> YOUR TASK: Report each line of the entries that contains the word "selection", copied in full.

> THE INPUT:
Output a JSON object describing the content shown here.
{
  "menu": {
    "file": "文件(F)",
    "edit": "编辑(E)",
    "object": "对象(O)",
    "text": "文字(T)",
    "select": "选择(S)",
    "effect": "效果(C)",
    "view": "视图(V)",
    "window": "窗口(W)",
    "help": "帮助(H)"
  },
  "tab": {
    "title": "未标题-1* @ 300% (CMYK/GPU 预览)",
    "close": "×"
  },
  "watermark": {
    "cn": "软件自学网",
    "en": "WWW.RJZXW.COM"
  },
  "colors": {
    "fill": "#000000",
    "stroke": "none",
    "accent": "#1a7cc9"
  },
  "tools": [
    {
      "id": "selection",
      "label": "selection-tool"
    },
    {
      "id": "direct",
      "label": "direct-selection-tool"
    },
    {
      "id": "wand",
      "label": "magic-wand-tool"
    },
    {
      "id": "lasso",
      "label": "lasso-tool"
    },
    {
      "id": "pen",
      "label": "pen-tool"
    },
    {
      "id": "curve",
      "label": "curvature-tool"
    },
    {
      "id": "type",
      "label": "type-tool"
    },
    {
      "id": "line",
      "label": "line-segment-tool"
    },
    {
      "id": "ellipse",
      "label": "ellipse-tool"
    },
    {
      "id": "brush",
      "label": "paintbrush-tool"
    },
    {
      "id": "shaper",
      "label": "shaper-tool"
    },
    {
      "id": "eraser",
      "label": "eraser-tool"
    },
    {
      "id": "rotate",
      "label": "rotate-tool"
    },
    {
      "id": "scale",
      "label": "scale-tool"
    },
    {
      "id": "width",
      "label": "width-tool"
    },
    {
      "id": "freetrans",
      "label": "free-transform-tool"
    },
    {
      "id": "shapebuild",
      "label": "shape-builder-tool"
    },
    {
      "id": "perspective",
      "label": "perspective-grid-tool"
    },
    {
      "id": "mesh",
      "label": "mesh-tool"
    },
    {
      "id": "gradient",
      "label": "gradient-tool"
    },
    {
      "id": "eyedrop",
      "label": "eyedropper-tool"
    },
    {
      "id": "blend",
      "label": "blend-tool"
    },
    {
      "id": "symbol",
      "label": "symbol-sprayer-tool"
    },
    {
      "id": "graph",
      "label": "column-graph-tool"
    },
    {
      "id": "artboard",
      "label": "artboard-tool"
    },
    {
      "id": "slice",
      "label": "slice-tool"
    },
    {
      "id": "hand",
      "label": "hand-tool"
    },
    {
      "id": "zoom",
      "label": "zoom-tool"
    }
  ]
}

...

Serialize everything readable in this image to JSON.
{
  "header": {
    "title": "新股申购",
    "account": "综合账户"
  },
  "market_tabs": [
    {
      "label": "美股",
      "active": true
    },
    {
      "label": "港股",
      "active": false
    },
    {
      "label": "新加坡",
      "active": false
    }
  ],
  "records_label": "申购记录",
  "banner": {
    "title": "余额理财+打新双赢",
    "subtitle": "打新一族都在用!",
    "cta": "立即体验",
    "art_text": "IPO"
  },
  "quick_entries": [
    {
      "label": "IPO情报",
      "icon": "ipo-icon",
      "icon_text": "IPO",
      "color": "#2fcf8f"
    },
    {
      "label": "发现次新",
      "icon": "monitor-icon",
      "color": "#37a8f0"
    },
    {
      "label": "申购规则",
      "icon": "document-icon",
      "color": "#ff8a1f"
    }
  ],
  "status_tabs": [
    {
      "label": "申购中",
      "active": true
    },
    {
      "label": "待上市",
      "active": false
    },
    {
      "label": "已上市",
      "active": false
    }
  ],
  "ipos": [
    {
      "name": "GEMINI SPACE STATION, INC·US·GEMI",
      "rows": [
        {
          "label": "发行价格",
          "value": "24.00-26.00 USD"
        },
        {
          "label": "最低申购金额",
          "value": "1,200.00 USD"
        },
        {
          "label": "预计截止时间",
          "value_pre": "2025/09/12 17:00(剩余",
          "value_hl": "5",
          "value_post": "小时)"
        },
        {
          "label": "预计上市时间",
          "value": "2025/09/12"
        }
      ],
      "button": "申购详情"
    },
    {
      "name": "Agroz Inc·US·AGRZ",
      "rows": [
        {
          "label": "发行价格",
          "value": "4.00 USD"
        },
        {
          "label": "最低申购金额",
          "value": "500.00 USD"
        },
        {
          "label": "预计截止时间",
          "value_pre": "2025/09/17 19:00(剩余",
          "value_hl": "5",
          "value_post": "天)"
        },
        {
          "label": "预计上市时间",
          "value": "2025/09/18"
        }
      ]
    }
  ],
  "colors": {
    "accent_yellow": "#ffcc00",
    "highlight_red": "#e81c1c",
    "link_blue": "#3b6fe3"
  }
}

> ANSWER SPACE:
      "id": "selection",
      "label": "selection-tool"
      "label": "direct-selection-tool"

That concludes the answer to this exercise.